Published: 06:00, 19 August 2020
| Updated: 07:38, 19 August 2020
In the decades following the Second World War, thousands of west Africans came to the UK to study - but for many of their children life centred around rural Kent.
This was an after effect of British imperial administrators leaving countries such as Nigeria with government systems with few skilled leaders.
So men began venturing to Britain to gain qualifications, and then use their new-found skills and knowledge to better manage the government and economy back in their home country.
Women soon followed, taking advantage of the work and education on offer.
As is still the case for modern-day students, budgets were small, with the scholars' families usually sending just enough money to survive. This was fine when just looking after themselves, but it got a little more complicated when they had babies.
With no extended family to turn to for child care, students' children would often be placed in the care of white, working-class families for a short period of time, usually until the mother's course was complete or work was found.
Placements were made through word of mouth or advertisements in shop windows and newspapers.
Parents detailed their preferences, specifying, for example, that the foster mother should not have her own babies, or should reside in a rural area.
Hundreds of west African children were privately fostered in Britain each year, with parents paying up to £3 a week for care.
With the African student population concentrated in London, children were typically fostered by private households in the Home Counties, such as Kent.
By 1964, 768 African children were fostered here, according to the Journal of Modern History.

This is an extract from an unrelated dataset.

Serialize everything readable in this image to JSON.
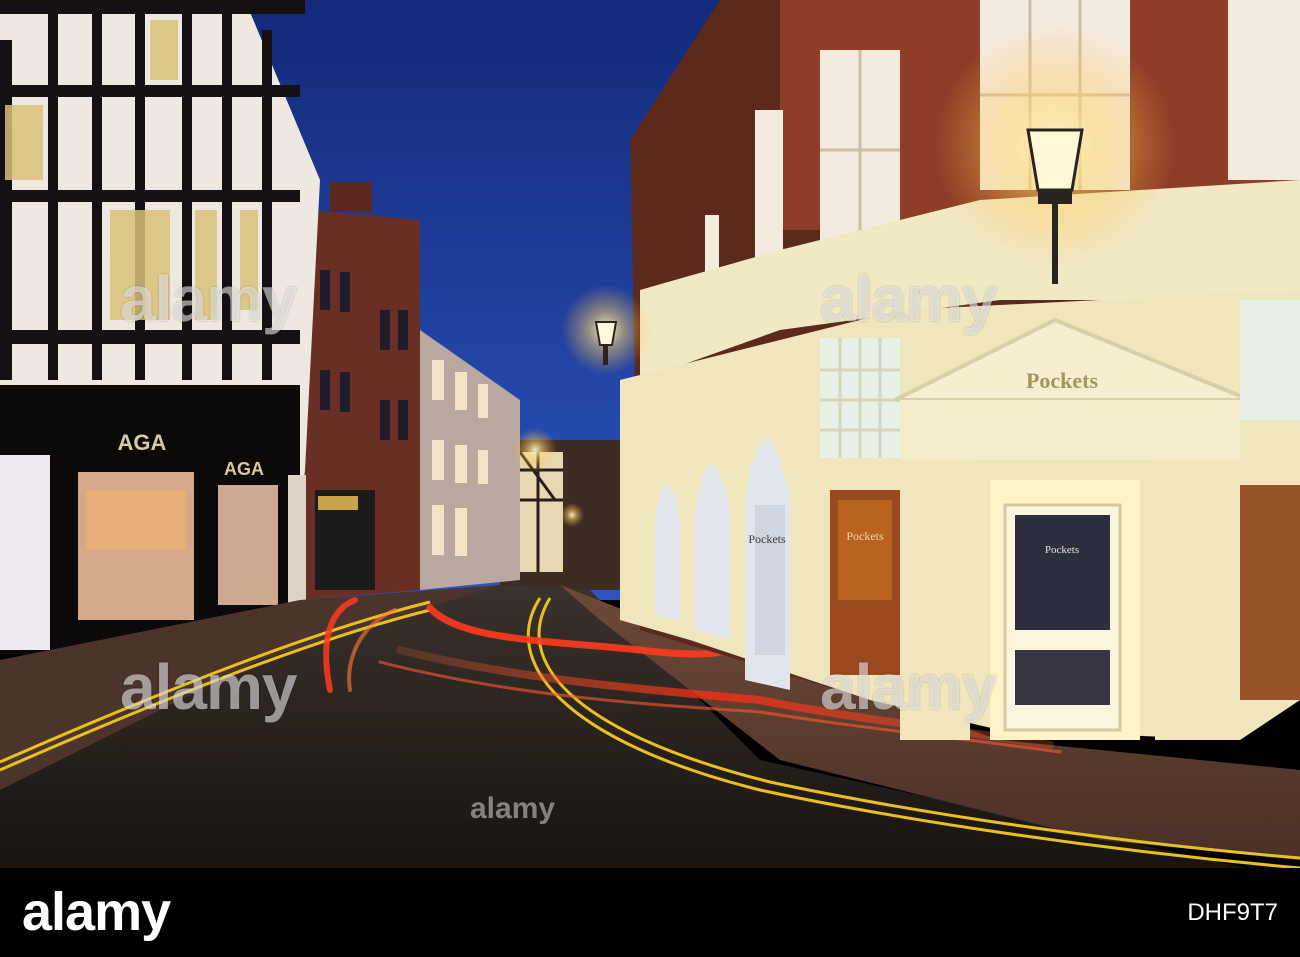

Ibironke John was one of them.
Ms John, now 58, spent three years with her foster carer in Hollingbourne before being taken back to London by her Nigerian parents.
She still cherishes the memories of a simple, country life in this little village, just outside Maidstone.
Ms John was born in Hackey in 1961, the first child of Adewole, who read law, and Victoria, a trainee nurse.
With little means to survive on small student budgets sent by their parents, Ms John was packed off from the busy streets of east London to the rolling hills of Kent when she was just three years old, taken in by a lady she only knew as Nana.
"Everything I experienced in Hackney was the opposite of what I experienced in Kent - in Kent I was flying high..."
All of Ms John's memories of her time here are filled with warmth and comfort.
She said: "Nana had her little garden where she would grow gooseberries and she'd make lovely puddings. But most importantly, she made it home. Her warmth made me feel very comfortable."
Ms John mainly remembers spending her days cycling along the train side and playing games with the other foster children she shared the house with.
"I felt as if the world was my oyster - I had a sense of freedom and openness," she said.
Every so often, her parents would visit, but Ms John admits she preferred the company of Nana.
"I felt protected and covered by her," she said.
One day - which Ms John has never forgotten - her parents arrived unannounced to take her back to London. She saw Nana only once after that, but has kept the memories very dear to her.
Sadly, Ms John never settled with her parents, finding it hard to form a close relationship with them, even many years after returning home.
She said: "Everything I experienced in Hackney was the opposite of what I experienced in Kent - in Kent I was flying high.
"I withdrew socially - I wasn't close to my parents- I felt resentment. I wouldn't play with toys and was just waiting for the day I would see Nana again."
When she was 14, Ms John's family moved back to Nigeria, where she studied sociology at university and began working in youth services.
Later, she moved back to England to complete a masters in social care at Durham University and now lives in Peterborough and has three grown-up children.
She has never attempted to get back in touch with Nana as an adult.
Although the number of west African families finding foster carers for their children began dwindling in the 1970s, it is still seen as a very feasible option for migrant families today.
Private fostering arrangements, as opposed to those run by the local authority, allows temporary child care while the parents find work and establish their roots.
But because it happens outside regulations, to this day, it is unknown exactly how many west African children are spending their early years with foster carers, or whether the conditions or hosts are up to scratch. However, as Ms John's experience proves, some cherish their time at their temporary home, and still hold the memories dear.